Competition Among Women

J passed along this article on NYT a few days ago: A Cold War Fought By Women

It is an interesting article about competition among women, and a great example of self-policing among women to enforce purity and virginity standards.

I think it makes some great points, but when I reached these quotes from Dr. Vaillancourt, one of the study researchers, I felt a little anxious:

“The research also shows that suppression of female sexuality is by women, not necessarily by men…Sex is coveted by men… Accordingly, women limit access as a way of maintaining advantage in the negotiation of this resource. Women who make sex too readily available compromise the power-holding position of the group, which is why many women are particularly intolerant of women who are, or seem to be, promiscuous.”

While the researchers and others quoted in the article assert that this self-policing seems to be an evolutionary characteristic and reflects attitudes within society, and not something that has been impacted or influenced by media images of the ideal women, I don’t totally buy it.

The system of patriarchy has been present among so many human cultures for so long, that it seems extraordinarily difficult to know for sure if it is patriarchy or evolution that has helped form this competition among women and preference among women for women who present as non-threatening and non-promiscuous.


Virginity Definition Update

As J and I were talking today on our way to the gym, he helped me with my definition of virginity. He ascribes to Dan Savage’s point of view on virginity: that you can be a vaginal sex virgin, an oral sex virgin, an anal sex virgin, an S/M virgin, a D/S virgin, a “kink” virgin, etc. According to J, if someone told him that s/he was a “virgin” he would automatically ask some more questions to get at what exactly that means. What have you done/tried? What haven’t you done/tried? How do you feel like a virgin?

Part of my discussion from my post yesterday was concerned with demystifying virginity, making it part of normal human growth and transition. Practically, though, I like J’s understanding of virginity better.
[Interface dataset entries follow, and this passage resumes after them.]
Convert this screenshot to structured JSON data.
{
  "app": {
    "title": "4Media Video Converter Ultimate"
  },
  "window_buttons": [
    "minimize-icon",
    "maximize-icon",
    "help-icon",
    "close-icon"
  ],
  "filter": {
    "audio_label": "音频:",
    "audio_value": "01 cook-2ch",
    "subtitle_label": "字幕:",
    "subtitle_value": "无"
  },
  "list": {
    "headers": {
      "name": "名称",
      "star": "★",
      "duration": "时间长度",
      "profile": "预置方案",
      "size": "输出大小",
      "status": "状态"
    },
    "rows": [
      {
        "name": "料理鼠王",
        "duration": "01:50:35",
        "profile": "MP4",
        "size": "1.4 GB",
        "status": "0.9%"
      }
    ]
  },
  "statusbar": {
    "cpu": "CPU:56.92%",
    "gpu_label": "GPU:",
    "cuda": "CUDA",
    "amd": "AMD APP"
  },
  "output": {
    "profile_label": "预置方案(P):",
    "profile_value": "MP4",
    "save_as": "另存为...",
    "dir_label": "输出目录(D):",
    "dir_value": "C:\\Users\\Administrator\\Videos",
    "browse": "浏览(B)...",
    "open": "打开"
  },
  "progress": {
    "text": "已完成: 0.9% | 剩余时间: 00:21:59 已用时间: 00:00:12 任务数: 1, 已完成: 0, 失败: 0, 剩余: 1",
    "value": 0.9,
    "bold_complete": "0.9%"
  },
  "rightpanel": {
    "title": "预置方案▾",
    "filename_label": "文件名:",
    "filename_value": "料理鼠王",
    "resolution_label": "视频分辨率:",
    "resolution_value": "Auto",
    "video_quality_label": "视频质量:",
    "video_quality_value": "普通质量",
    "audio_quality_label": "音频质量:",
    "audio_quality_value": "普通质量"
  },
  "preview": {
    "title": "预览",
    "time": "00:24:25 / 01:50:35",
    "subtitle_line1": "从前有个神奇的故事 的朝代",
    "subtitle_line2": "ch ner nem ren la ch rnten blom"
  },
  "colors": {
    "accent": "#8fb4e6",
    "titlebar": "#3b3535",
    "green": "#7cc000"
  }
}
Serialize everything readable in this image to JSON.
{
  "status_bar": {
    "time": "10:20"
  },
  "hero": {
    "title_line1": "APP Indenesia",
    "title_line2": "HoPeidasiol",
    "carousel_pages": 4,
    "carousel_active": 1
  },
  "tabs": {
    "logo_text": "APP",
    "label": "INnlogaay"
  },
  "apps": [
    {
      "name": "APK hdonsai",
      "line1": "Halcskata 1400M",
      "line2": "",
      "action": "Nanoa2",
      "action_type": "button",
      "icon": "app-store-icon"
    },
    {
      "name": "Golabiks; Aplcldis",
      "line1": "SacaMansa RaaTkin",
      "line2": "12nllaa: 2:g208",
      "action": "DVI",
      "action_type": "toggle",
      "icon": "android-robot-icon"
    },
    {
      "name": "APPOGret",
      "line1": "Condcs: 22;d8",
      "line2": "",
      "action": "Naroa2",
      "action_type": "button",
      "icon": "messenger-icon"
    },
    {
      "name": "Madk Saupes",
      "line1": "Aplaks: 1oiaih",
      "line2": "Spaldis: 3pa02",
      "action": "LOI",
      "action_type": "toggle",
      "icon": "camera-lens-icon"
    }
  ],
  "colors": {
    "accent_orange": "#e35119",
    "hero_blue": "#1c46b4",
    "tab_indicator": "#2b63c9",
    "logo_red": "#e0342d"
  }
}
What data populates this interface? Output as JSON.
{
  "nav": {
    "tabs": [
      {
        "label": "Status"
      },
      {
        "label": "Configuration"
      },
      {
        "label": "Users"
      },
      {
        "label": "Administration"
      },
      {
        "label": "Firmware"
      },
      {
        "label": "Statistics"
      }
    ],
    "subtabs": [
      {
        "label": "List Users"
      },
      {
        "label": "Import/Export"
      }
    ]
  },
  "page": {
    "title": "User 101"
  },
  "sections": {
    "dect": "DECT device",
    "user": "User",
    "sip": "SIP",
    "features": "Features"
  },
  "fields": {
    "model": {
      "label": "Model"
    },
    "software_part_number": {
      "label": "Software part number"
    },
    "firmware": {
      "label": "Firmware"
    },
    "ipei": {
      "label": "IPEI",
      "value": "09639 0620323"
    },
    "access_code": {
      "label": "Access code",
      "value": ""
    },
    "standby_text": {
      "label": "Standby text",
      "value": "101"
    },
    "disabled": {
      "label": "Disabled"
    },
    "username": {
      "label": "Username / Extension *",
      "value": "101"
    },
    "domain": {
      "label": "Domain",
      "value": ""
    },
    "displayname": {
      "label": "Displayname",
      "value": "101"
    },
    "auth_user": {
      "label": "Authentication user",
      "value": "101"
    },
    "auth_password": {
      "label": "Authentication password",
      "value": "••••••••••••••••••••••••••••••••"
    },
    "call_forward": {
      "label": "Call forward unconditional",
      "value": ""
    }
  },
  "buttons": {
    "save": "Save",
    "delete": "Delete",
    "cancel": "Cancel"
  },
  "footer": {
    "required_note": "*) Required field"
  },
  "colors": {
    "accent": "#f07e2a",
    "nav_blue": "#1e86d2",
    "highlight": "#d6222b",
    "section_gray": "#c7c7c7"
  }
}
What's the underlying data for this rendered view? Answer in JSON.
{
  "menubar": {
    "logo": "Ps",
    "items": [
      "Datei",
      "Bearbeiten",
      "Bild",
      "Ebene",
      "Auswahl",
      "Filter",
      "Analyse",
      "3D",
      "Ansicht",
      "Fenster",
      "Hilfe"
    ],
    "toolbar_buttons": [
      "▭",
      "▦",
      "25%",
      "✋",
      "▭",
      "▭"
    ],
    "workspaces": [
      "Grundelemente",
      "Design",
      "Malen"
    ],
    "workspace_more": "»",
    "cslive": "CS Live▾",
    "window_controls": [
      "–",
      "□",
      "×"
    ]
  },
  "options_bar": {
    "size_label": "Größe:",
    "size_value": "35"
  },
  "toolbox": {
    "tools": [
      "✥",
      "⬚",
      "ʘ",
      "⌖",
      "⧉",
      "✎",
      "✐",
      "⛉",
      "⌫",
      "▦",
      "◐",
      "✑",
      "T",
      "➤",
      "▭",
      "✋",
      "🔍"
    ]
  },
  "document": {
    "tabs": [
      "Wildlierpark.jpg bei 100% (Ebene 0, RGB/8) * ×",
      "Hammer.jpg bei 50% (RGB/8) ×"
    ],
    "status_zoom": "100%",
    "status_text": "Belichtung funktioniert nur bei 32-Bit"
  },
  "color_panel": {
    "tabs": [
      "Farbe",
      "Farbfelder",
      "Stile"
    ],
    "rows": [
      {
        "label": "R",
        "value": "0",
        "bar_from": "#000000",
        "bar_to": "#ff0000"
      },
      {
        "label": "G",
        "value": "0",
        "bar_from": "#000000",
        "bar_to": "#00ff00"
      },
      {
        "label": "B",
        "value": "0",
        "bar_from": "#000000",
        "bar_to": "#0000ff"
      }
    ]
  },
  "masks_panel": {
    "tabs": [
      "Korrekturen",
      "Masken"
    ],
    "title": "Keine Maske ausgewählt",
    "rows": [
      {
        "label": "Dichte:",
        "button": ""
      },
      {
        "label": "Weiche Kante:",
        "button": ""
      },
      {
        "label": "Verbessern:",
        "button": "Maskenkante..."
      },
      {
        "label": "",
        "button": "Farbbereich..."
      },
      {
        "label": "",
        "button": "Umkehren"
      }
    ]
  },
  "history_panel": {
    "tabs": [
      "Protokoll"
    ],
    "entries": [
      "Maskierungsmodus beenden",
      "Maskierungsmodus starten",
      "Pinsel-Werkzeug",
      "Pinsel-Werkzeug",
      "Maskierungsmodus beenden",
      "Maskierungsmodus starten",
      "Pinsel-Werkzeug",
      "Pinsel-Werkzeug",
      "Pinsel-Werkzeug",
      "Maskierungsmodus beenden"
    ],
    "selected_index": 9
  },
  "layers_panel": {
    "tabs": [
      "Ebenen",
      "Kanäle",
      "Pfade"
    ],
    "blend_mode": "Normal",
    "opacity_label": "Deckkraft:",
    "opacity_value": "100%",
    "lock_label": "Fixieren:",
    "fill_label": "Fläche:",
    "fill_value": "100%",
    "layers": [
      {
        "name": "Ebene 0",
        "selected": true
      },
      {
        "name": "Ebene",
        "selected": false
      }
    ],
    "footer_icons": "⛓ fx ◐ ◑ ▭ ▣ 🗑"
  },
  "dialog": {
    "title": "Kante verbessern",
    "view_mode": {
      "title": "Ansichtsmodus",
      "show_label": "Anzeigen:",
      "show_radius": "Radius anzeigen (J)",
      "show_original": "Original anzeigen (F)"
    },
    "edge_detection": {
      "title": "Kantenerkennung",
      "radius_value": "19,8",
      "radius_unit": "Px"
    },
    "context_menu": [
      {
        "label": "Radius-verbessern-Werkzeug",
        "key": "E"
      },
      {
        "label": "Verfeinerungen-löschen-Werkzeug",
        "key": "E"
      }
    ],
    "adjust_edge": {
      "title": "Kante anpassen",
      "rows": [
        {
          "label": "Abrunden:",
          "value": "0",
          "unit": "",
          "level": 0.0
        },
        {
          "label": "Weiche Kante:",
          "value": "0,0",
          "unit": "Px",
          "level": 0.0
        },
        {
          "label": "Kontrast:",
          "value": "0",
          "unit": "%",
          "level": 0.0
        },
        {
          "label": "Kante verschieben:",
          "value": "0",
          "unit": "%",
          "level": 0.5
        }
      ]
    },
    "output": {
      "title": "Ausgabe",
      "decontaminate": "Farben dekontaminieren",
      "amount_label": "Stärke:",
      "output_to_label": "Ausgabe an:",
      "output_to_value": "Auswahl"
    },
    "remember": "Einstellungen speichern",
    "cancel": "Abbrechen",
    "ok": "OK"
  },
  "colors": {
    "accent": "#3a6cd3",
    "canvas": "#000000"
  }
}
In fact, it makes the idea of sex more exciting in a way: I have done X, Y, and Z, and I haven’t tried A, B, and C. It also allows for a nuanced understanding of what virginity is, and that it can take many more forms than just penetration that breaks the mystical hymen.